EXERCISE OBJECTIVE:
In the data below, how many lines contain the string "Information"? Reply with the number only.

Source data
= = = = =

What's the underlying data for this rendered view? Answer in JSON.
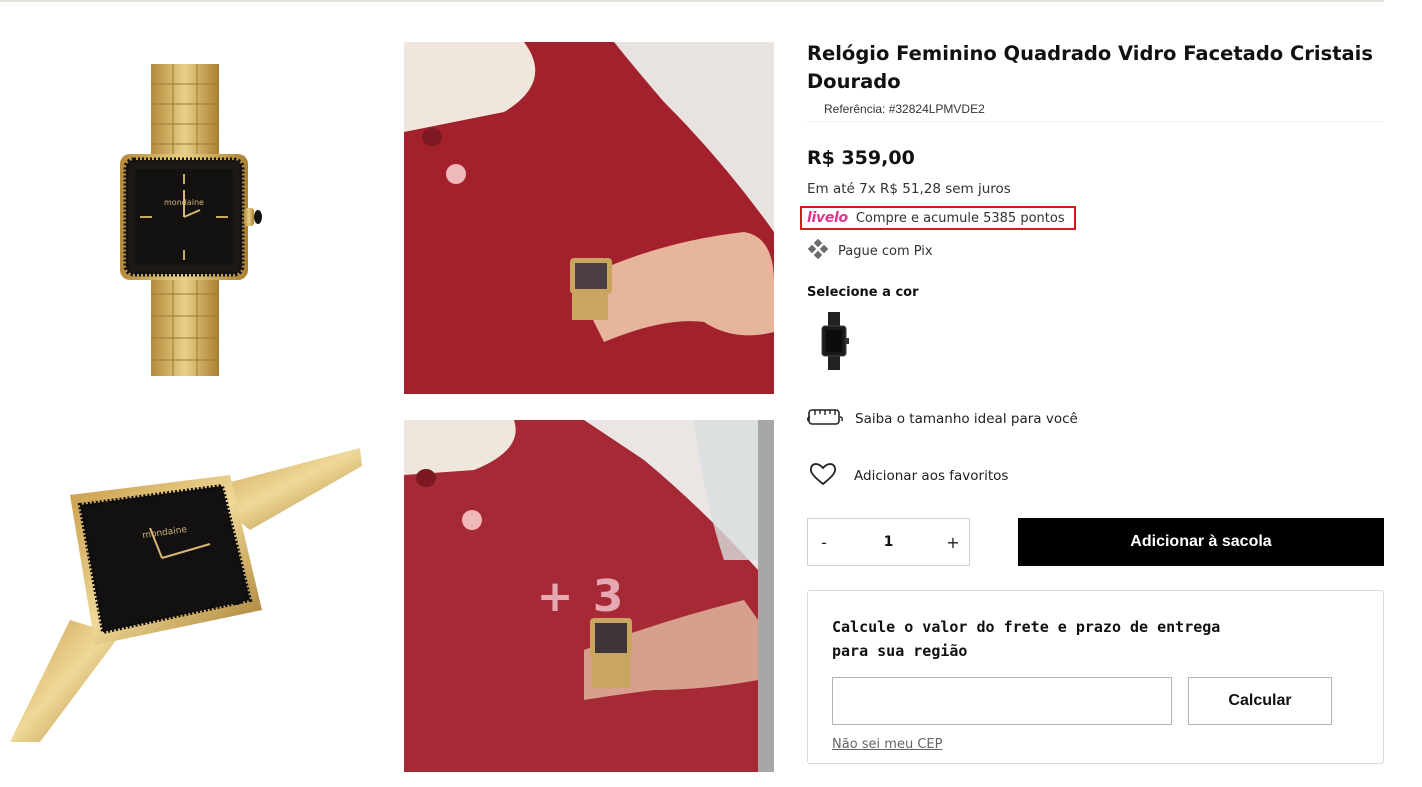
{
  "product": {
    "title": "Relógio Feminino Quadrado Vidro Facetado Cristais Dourado",
    "reference": "Referência: #32824LPMVDE2",
    "price": "R$ 359,00",
    "installments": "Em até 7x R$ 51,28 sem juros",
    "brand_on_dial": "mondaine"
  },
  "livelo": {
    "logo_text": "livelo",
    "text": "Compre e acumule 5385 pontos",
    "color": "#e0338e",
    "highlight_border": "#d21b1b"
  },
  "pix": {
    "text": "Pague com Pix",
    "icon": "pix-icon"
  },
  "color_selector": {
    "label": "Selecione a cor",
    "swatch": "black-watch"
  },
  "size_guide": {
    "text": "Saiba o tamanho ideal para você",
    "icon": "wrist-measure-icon"
  },
  "favorite": {
    "text": "Adicionar aos favoritos",
    "icon": "heart-icon"
  },
  "quantity": {
    "minus": "-",
    "value": "1",
    "plus": "+"
  },
  "cart": {
    "add_label": "Adicionar à sacola"
  },
  "shipping": {
    "title": "Calcule o valor do frete e prazo de entrega para sua região",
    "cep_placeholder": "",
    "calc_label": "Calcular",
    "cep_link": "Não sei meu CEP"
  },
  "gallery": {
    "more_count": "+ 3"
  }
}
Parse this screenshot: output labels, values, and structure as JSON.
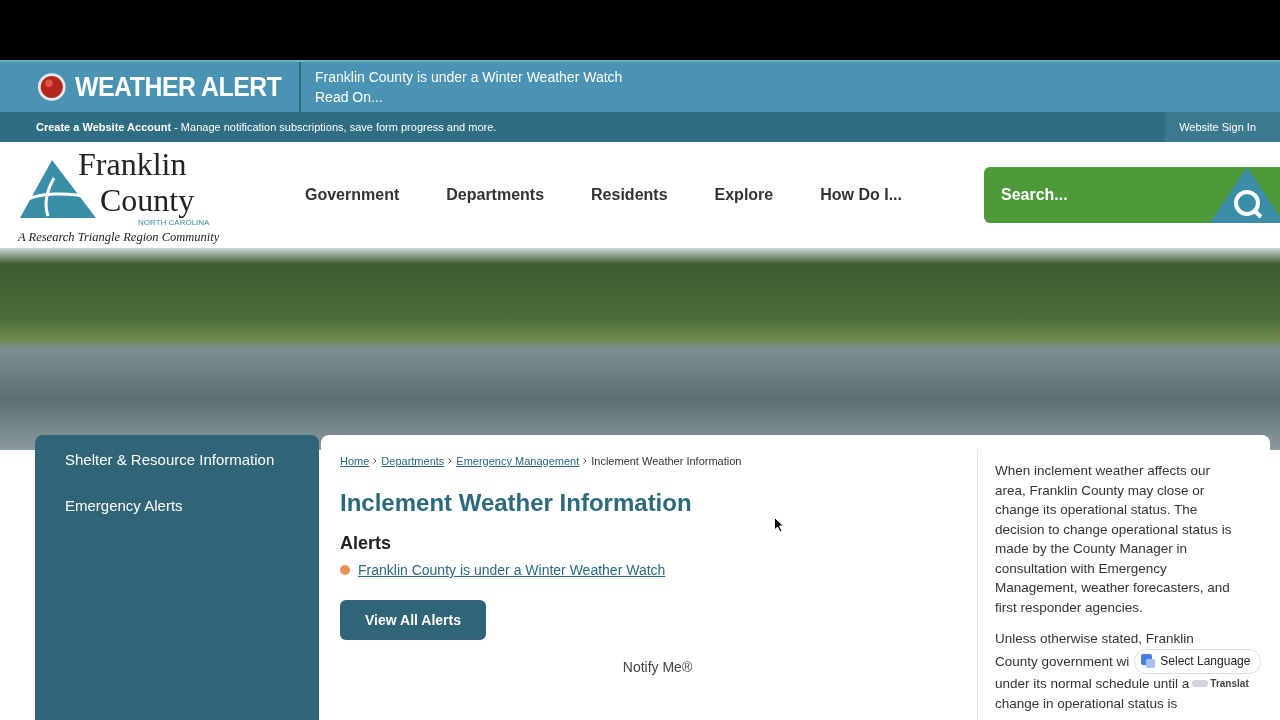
{
  "alert_bar": {
    "title": "WEATHER ALERT",
    "message": "Franklin County is under a Winter Weather Watch",
    "link": "Read On..."
  },
  "account_bar": {
    "text": "**Create a Website Account** - Manage notification subscriptions, save form progress and more.",
    "sign_in": "Website Sign In"
  },
  "logo": {
    "name_line_1": "Franklin",
    "name_line_2": "County",
    "state": "NORTH CAROLINA",
    "tagline": "A Research Triangle Region Community"
  },
  "nav": [
    "Government",
    "Departments",
    "Residents",
    "Explore",
    "How Do I..."
  ],
  "search": {
    "placeholder": "Search..."
  },
  "sidebar": {
    "items": [
      "Shelter & Resource Information",
      "Emergency Alerts"
    ]
  },
  "breadcrumb": [
    {
      "label": "Home",
      "kind": "link"
    },
    {
      "label": "Departments",
      "kind": "link"
    },
    {
      "label": "Emergency Management",
      "kind": "link"
    },
    {
      "label": "Inclement Weather Information",
      "kind": "current"
    }
  ],
  "page_title": "Inclement Weather Information",
  "alerts": {
    "heading": "Alerts",
    "items": [
      "Franklin County is under a Winter Weather Watch"
    ]
  },
  "view_all_button": "View All Alerts",
  "notify": "Notify Me®",
  "aside": {
    "paragraph_1": "When inclement weather affects our area, Franklin County may close or change its operational status. The decision to change operational status is made by the County Manager in consultation with Emergency Management, weather forecasters, and first responder agencies.",
    "paragraph_2_lines": [
      "Unless otherwise stated, Franklin",
      "County government wi",
      "under its normal schedule until a",
      "change in operational status is"
    ]
  },
  "translate": {
    "select": "Select Language",
    "label": "Translat"
  }
}
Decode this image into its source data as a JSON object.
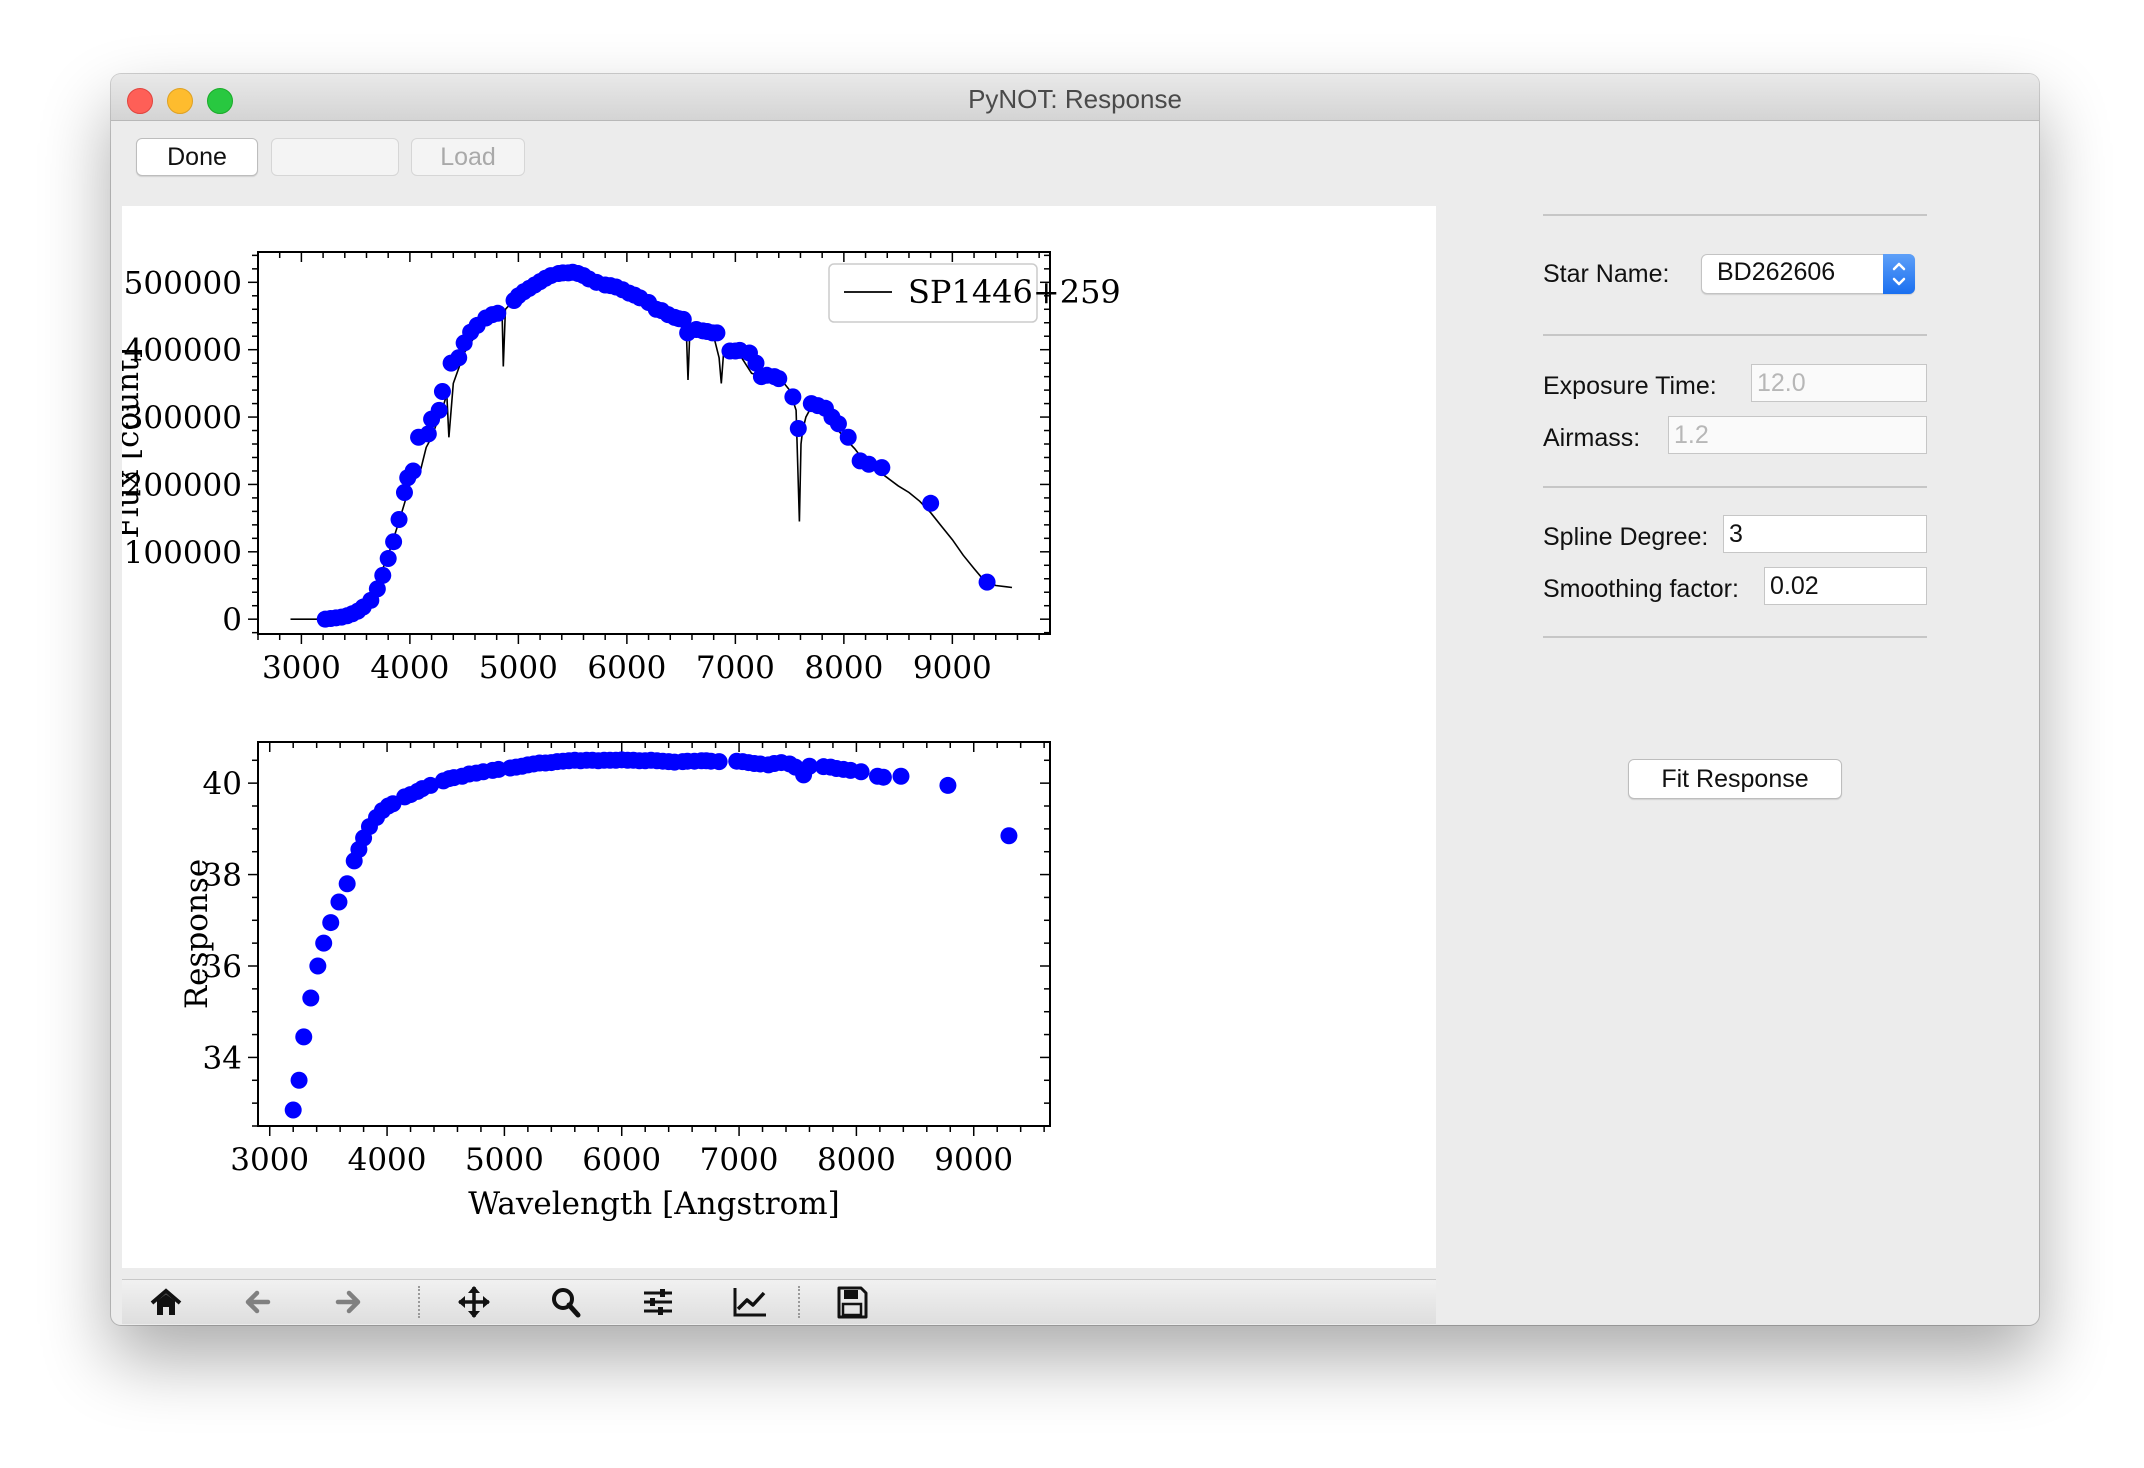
{
  "window": {
    "title": "PyNOT: Response"
  },
  "toolbar": {
    "done_label": "Done",
    "blank_label": "",
    "load_label": "Load"
  },
  "panel": {
    "star_name_label": "Star Name:",
    "star_name_value": "BD262606",
    "exposure_time_label": "Exposure Time:",
    "exposure_time_value": "12.0",
    "airmass_label": "Airmass:",
    "airmass_value": "1.2",
    "spline_degree_label": "Spline Degree:",
    "spline_degree_value": "3",
    "smoothing_factor_label": "Smoothing factor:",
    "smoothing_factor_value": "0.02",
    "fit_button_label": "Fit Response"
  },
  "navbar": {
    "icons": [
      "home-icon",
      "back-arrow-icon",
      "forward-arrow-icon",
      "pan-icon",
      "zoom-icon",
      "configure-subplots-icon",
      "edit-axis-icon",
      "save-icon"
    ]
  },
  "chart_data": [
    {
      "type": "line",
      "ylabel": "Flux  [count]",
      "xlabel": "",
      "xlim": [
        2600,
        9900
      ],
      "ylim": [
        -22000,
        545000
      ],
      "xticks": [
        "3000",
        "4000",
        "5000",
        "6000",
        "7000",
        "8000",
        "9000"
      ],
      "yticks": [
        "0",
        "100000",
        "200000",
        "300000",
        "400000",
        "500000"
      ],
      "legend": {
        "position": "top-right",
        "entries": [
          "SP1446+259"
        ]
      },
      "line_color": "#000000",
      "marker_color": "#0000ff",
      "series": [
        {
          "name": "SP1446+259",
          "x": [
            2900,
            3150,
            3200,
            3300,
            3400,
            3500,
            3600,
            3700,
            3800,
            3900,
            3950,
            4000,
            4050,
            4100,
            4150,
            4200,
            4250,
            4300,
            4340,
            4360,
            4400,
            4500,
            4600,
            4700,
            4800,
            4850,
            4861,
            4880,
            4950,
            5000,
            5100,
            5200,
            5300,
            5400,
            5500,
            5600,
            5700,
            5800,
            5900,
            6000,
            6100,
            6200,
            6300,
            6400,
            6500,
            6550,
            6563,
            6580,
            6650,
            6700,
            6800,
            6850,
            6870,
            6890,
            6950,
            7050,
            7150,
            7250,
            7350,
            7450,
            7500,
            7560,
            7590,
            7605,
            7620,
            7650,
            7700,
            7800,
            7900,
            8000,
            8100,
            8200,
            8300,
            8400,
            8500,
            8600,
            8700,
            8800,
            8900,
            9000,
            9100,
            9200,
            9300,
            9400,
            9500,
            9550
          ],
          "y": [
            0,
            0,
            1500,
            4000,
            9000,
            17000,
            30000,
            55000,
            95000,
            145000,
            172000,
            200000,
            208000,
            222000,
            255000,
            270000,
            292000,
            312000,
            334000,
            270000,
            350000,
            395000,
            420000,
            440000,
            452000,
            455000,
            375000,
            460000,
            472000,
            482000,
            493000,
            502000,
            510000,
            514000,
            516000,
            511000,
            502000,
            496000,
            488000,
            482000,
            472000,
            465000,
            453000,
            446000,
            438000,
            420000,
            355000,
            425000,
            430000,
            427000,
            420000,
            388000,
            350000,
            392000,
            395000,
            390000,
            365000,
            360000,
            357000,
            350000,
            340000,
            310000,
            145000,
            260000,
            280000,
            300000,
            315000,
            305000,
            290000,
            270000,
            253000,
            232000,
            222000,
            210000,
            198000,
            188000,
            175000,
            158000,
            138000,
            118000,
            95000,
            75000,
            56000,
            50000,
            48000,
            47000
          ]
        },
        {
          "name": "points",
          "x": [
            3220,
            3270,
            3320,
            3370,
            3420,
            3470,
            3520,
            3570,
            3640,
            3700,
            3750,
            3800,
            3850,
            3900,
            3950,
            3980,
            4030,
            4080,
            4170,
            4200,
            4270,
            4300,
            4380,
            4450,
            4500,
            4560,
            4620,
            4700,
            4760,
            4810,
            4960,
            5000,
            5050,
            5100,
            5150,
            5200,
            5250,
            5300,
            5370,
            5410,
            5460,
            5500,
            5550,
            5600,
            5650,
            5720,
            5800,
            5850,
            5900,
            5960,
            6020,
            6070,
            6120,
            6200,
            6270,
            6320,
            6380,
            6440,
            6480,
            6520,
            6560,
            6640,
            6700,
            6740,
            6790,
            6830,
            6950,
            7000,
            7040,
            7130,
            7190,
            7240,
            7290,
            7360,
            7400,
            7530,
            7580,
            7700,
            7760,
            7830,
            7890,
            7950,
            8040,
            8150,
            8230,
            8350,
            8800,
            9320
          ],
          "y": [
            0,
            1000,
            2000,
            3000,
            5000,
            8000,
            12000,
            18000,
            28000,
            45000,
            65000,
            90000,
            115000,
            148000,
            188000,
            210000,
            220000,
            270000,
            275000,
            297000,
            310000,
            338000,
            380000,
            388000,
            410000,
            426000,
            436000,
            447000,
            452000,
            454000,
            473000,
            480000,
            486000,
            491000,
            496000,
            501000,
            506000,
            510000,
            513000,
            514000,
            514000,
            515000,
            513000,
            510000,
            505000,
            500000,
            496000,
            495000,
            493000,
            489000,
            484000,
            481000,
            477000,
            470000,
            460000,
            458000,
            452000,
            448000,
            446000,
            445000,
            425000,
            430000,
            428000,
            427000,
            425000,
            425000,
            398000,
            398000,
            399000,
            395000,
            380000,
            360000,
            362000,
            360000,
            357000,
            330000,
            283000,
            320000,
            317000,
            313000,
            300000,
            290000,
            270000,
            235000,
            230000,
            225000,
            172000,
            55000
          ]
        }
      ]
    },
    {
      "type": "scatter",
      "xlabel": "Wavelength  [Angstrom]",
      "ylabel": "Response",
      "xlim": [
        2900,
        9650
      ],
      "ylim": [
        32.5,
        40.9
      ],
      "xticks": [
        "3000",
        "4000",
        "5000",
        "6000",
        "7000",
        "8000",
        "9000"
      ],
      "yticks": [
        "34",
        "36",
        "38",
        "40"
      ],
      "marker_color": "#0000ff",
      "series": [
        {
          "name": "response",
          "x": [
            3200,
            3250,
            3290,
            3350,
            3410,
            3460,
            3520,
            3590,
            3660,
            3720,
            3760,
            3800,
            3850,
            3910,
            3960,
            4010,
            4050,
            4150,
            4200,
            4260,
            4300,
            4370,
            4480,
            4530,
            4570,
            4640,
            4700,
            4760,
            4820,
            4900,
            4950,
            5050,
            5100,
            5150,
            5200,
            5250,
            5300,
            5350,
            5400,
            5450,
            5500,
            5550,
            5600,
            5650,
            5700,
            5750,
            5800,
            5850,
            5900,
            5950,
            6000,
            6050,
            6100,
            6150,
            6200,
            6250,
            6300,
            6350,
            6400,
            6450,
            6520,
            6560,
            6620,
            6680,
            6720,
            6760,
            6830,
            6980,
            7030,
            7080,
            7130,
            7180,
            7250,
            7300,
            7360,
            7430,
            7480,
            7550,
            7600,
            7720,
            7780,
            7830,
            7890,
            7950,
            8040,
            8180,
            8230,
            8380,
            8780,
            9300
          ],
          "y": [
            32.85,
            33.5,
            34.45,
            35.3,
            36.0,
            36.5,
            36.95,
            37.4,
            37.8,
            38.3,
            38.55,
            38.8,
            39.05,
            39.25,
            39.4,
            39.5,
            39.55,
            39.7,
            39.75,
            39.82,
            39.88,
            39.95,
            40.05,
            40.1,
            40.12,
            40.15,
            40.2,
            40.22,
            40.25,
            40.28,
            40.3,
            40.33,
            40.35,
            40.37,
            40.4,
            40.42,
            40.44,
            40.44,
            40.45,
            40.47,
            40.48,
            40.49,
            40.5,
            40.49,
            40.5,
            40.5,
            40.49,
            40.5,
            40.5,
            40.5,
            40.51,
            40.5,
            40.5,
            40.49,
            40.49,
            40.5,
            40.49,
            40.48,
            40.47,
            40.46,
            40.47,
            40.48,
            40.48,
            40.49,
            40.49,
            40.48,
            40.47,
            40.48,
            40.47,
            40.45,
            40.43,
            40.42,
            40.4,
            40.43,
            40.45,
            40.42,
            40.35,
            40.18,
            40.37,
            40.36,
            40.35,
            40.32,
            40.3,
            40.28,
            40.25,
            40.15,
            40.13,
            40.15,
            39.95,
            38.85
          ]
        }
      ]
    }
  ]
}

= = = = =

YOUR SOLUTION:
3